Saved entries
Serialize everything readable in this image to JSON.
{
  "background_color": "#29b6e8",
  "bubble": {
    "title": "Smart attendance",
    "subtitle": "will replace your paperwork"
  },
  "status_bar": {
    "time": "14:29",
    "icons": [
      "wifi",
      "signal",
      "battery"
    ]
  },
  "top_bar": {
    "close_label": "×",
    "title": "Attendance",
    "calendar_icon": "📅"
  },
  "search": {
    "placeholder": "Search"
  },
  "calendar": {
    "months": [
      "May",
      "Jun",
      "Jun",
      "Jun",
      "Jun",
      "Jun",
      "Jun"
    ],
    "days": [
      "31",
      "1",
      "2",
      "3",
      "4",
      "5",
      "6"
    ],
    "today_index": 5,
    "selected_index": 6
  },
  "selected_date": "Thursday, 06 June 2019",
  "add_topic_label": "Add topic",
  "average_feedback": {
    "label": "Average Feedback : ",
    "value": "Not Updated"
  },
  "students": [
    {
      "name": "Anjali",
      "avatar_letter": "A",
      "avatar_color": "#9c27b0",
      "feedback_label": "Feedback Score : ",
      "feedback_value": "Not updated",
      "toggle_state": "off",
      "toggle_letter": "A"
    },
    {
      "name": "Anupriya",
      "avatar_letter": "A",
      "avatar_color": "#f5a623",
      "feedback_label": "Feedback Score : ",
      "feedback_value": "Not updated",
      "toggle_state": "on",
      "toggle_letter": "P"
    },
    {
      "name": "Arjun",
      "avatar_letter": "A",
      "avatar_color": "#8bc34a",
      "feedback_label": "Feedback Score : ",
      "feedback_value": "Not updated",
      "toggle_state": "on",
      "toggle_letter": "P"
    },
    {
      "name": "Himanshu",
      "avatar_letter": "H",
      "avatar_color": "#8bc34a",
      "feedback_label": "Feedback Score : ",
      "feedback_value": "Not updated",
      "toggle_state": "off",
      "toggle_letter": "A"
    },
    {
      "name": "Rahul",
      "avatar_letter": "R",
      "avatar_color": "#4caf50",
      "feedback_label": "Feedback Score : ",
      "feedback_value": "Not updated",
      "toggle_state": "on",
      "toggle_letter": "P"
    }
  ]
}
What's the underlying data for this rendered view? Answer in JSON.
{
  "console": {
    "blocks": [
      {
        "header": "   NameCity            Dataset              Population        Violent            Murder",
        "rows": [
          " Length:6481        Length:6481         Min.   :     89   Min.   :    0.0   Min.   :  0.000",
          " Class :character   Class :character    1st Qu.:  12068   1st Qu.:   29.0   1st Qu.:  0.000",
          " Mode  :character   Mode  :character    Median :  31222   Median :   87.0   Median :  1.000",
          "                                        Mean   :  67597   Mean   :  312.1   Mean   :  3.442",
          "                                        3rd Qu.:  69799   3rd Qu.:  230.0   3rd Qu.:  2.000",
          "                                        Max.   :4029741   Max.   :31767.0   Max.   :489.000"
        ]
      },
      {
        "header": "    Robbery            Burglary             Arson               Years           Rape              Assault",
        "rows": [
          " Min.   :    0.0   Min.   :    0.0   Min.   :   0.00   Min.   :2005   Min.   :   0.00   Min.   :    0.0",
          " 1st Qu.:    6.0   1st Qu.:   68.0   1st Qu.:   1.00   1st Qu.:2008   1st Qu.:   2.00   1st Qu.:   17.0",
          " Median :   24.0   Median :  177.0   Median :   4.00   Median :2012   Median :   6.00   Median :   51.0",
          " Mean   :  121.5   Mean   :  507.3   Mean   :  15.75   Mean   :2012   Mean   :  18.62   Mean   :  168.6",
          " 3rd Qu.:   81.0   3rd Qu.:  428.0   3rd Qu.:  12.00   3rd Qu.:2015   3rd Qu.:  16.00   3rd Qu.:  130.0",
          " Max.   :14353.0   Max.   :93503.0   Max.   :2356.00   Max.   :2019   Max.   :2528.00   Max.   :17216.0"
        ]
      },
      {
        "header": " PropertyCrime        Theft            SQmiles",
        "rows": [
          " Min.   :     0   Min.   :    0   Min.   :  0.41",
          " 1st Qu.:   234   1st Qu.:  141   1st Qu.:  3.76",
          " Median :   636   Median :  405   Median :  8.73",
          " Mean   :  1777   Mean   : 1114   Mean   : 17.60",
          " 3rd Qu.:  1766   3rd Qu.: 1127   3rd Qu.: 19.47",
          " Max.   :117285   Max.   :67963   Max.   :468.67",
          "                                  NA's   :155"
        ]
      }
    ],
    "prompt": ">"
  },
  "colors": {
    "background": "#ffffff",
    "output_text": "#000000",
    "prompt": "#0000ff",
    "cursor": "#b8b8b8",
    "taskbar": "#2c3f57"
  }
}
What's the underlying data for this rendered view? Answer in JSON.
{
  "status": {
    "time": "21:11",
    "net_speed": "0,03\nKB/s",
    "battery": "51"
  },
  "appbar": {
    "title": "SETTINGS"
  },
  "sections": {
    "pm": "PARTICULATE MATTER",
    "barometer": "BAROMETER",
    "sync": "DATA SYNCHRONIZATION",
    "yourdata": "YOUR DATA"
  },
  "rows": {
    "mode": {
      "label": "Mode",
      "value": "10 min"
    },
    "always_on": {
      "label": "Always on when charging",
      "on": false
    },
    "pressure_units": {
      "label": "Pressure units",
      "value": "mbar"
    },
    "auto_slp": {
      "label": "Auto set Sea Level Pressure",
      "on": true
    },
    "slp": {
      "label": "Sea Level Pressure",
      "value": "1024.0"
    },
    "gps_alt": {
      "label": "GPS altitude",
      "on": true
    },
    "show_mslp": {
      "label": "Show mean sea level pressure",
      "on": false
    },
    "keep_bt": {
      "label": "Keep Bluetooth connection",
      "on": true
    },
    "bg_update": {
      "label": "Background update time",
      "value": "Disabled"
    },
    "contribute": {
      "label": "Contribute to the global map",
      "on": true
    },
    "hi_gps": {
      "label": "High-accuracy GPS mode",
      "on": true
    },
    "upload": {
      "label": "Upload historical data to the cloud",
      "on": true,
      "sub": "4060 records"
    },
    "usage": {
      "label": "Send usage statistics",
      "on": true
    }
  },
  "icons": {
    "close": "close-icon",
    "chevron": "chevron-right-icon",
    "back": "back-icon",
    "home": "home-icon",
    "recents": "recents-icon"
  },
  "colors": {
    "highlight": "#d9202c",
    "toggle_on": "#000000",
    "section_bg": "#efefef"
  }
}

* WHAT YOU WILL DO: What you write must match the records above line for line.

* WRITTEN REPLY:
Serialize everything readable in this image to JSON.
{
  "background_color": "#29b6e8",
  "bubble": {
    "title": "Smart attendance",
    "subtitle": "will replace your paperwork"
  },
  "status_bar": {
    "time": "14:29",
    "icons": [
      "wifi",
      "signal",
      "battery"
    ]
  },
  "top_bar": {
    "close_label": "×",
    "title": "Attendance",
    "calendar_icon": "📅"
  },
  "search": {
    "placeholder": "Search"
  },
  "calendar": {
    "months": [
      "May",
      "Jun",
      "Jun",
      "Jun",
      "Jun",
      "Jun",
      "Jun"
    ],
    "days": [
      "31",
      "1",
      "2",
      "3",
      "4",
      "5",
      "6"
    ],
    "today_index": 5,
    "selected_index": 6
  },
  "selected_date": "Thursday, 06 June 2019",
  "add_topic_label": "Add topic",
  "average_feedback": {
    "label": "Average Feedback : ",
    "value": "Not Updated"
  },
  "students": [
    {
      "name": "Anjali",
      "avatar_letter": "A",
      "avatar_color": "#9c27b0",
      "feedback_label": "Feedback Score : ",
      "feedback_value": "Not updated",
      "toggle_state": "off",
      "toggle_letter": "A"
    },
    {
      "name": "Anupriya",
      "avatar_letter": "A",
      "avatar_color": "#f5a623",
      "feedback_label": "Feedback Score : ",
      "feedback_value": "Not updated",
      "toggle_state": "on",
      "toggle_letter": "P"
    },
    {
      "name": "Arjun",
      "avatar_letter": "A",
      "avatar_color": "#8bc34a",
      "feedback_label": "Feedback Score : ",
      "feedback_value": "Not updated",
      "toggle_state": "on",
      "toggle_letter": "P"
    },
    {
      "name": "Himanshu",
      "avatar_letter": "H",
      "avatar_color": "#8bc34a",
      "feedback_label": "Feedback Score : ",
      "feedback_value": "Not updated",
      "toggle_state": "off",
      "toggle_letter": "A"
    },
    {
      "name": "Rahul",
      "avatar_letter": "R",
      "avatar_color": "#4caf50",
      "feedback_label": "Feedback Score : ",
      "feedback_value": "Not updated",
      "toggle_state": "on",
      "toggle_letter": "P"
    }
  ]
}
What's the underlying data for this rendered view? Answer in JSON.
{
  "console": {
    "blocks": [
      {
        "header": "   NameCity            Dataset              Population        Violent            Murder",
        "rows": [
          " Length:6481        Length:6481         Min.   :     89   Min.   :    0.0   Min.   :  0.000",
          " Class :character   Class :character    1st Qu.:  12068   1st Qu.:   29.0   1st Qu.:  0.000",
          " Mode  :character   Mode  :character    Median :  31222   Median :   87.0   Median :  1.000",
          "                                        Mean   :  67597   Mean   :  312.1   Mean   :  3.442",
          "                                        3rd Qu.:  69799   3rd Qu.:  230.0   3rd Qu.:  2.000",
          "                                        Max.   :4029741   Max.   :31767.0   Max.   :489.000"
        ]
      },
      {
        "header": "    Robbery            Burglary             Arson               Years           Rape              Assault",
        "rows": [
          " Min.   :    0.0   Min.   :    0.0   Min.   :   0.00   Min.   :2005   Min.   :   0.00   Min.   :    0.0",
          " 1st Qu.:    6.0   1st Qu.:   68.0   1st Qu.:   1.00   1st Qu.:2008   1st Qu.:   2.00   1st Qu.:   17.0",
          " Median :   24.0   Median :  177.0   Median :   4.00   Median :2012   Median :   6.00   Median :   51.0",
          " Mean   :  121.5   Mean   :  507.3   Mean   :  15.75   Mean   :2012   Mean   :  18.62   Mean   :  168.6",
          " 3rd Qu.:   81.0   3rd Qu.:  428.0   3rd Qu.:  12.00   3rd Qu.:2015   3rd Qu.:  16.00   3rd Qu.:  130.0",
          " Max.   :14353.0   Max.   :93503.0   Max.   :2356.00   Max.   :2019   Max.   :2528.00   Max.   :17216.0"
        ]
      },
      {
        "header": " PropertyCrime        Theft            SQmiles",
        "rows": [
          " Min.   :     0   Min.   :    0   Min.   :  0.41",
          " 1st Qu.:   234   1st Qu.:  141   1st Qu.:  3.76",
          " Median :   636   Median :  405   Median :  8.73",
          " Mean   :  1777   Mean   : 1114   Mean   : 17.60",
          " 3rd Qu.:  1766   3rd Qu.: 1127   3rd Qu.: 19.47",
          " Max.   :117285   Max.   :67963   Max.   :468.67",
          "                                  NA's   :155"
        ]
      }
    ],
    "prompt": ">"
  },
  "colors": {
    "background": "#ffffff",
    "output_text": "#000000",
    "prompt": "#0000ff",
    "cursor": "#b8b8b8",
    "taskbar": "#2c3f57"
  }
}
What's the underlying data for this rendered view? Answer in JSON.
{
  "status": {
    "time": "21:11",
    "net_speed": "0,03\nKB/s",
    "battery": "51"
  },
  "appbar": {
    "title": "SETTINGS"
  },
  "sections": {
    "pm": "PARTICULATE MATTER",
    "barometer": "BAROMETER",
    "sync": "DATA SYNCHRONIZATION",
    "yourdata": "YOUR DATA"
  },
  "rows": {
    "mode": {
      "label": "Mode",
      "value": "10 min"
    },
    "always_on": {
      "label": "Always on when charging",
      "on": false
    },
    "pressure_units": {
      "label": "Pressure units",
      "value": "mbar"
    },
    "auto_slp": {
      "label": "Auto set Sea Level Pressure",
      "on": true
    },
    "slp": {
      "label": "Sea Level Pressure",
      "value": "1024.0"
    },
    "gps_alt": {
      "label": "GPS altitude",
      "on": true
    },
    "show_mslp": {
      "label": "Show mean sea level pressure",
      "on": false
    },
    "keep_bt": {
      "label": "Keep Bluetooth connection",
      "on": true
    },
    "bg_update": {
      "label": "Background update time",
      "value": "Disabled"
    },
    "contribute": {
      "label": "Contribute to the global map",
      "on": true
    },
    "hi_gps": {
      "label": "High-accuracy GPS mode",
      "on": true
    },
    "upload": {
      "label": "Upload historical data to the cloud",
      "on": true,
      "sub": "4060 records"
    },
    "usage": {
      "label": "Send usage statistics",
      "on": true
    }
  },
  "icons": {
    "close": "close-icon",
    "chevron": "chevron-right-icon",
    "back": "back-icon",
    "home": "home-icon",
    "recents": "recents-icon"
  },
  "colors": {
    "highlight": "#d9202c",
    "toggle_on": "#000000",
    "section_bg": "#efefef"
  }
}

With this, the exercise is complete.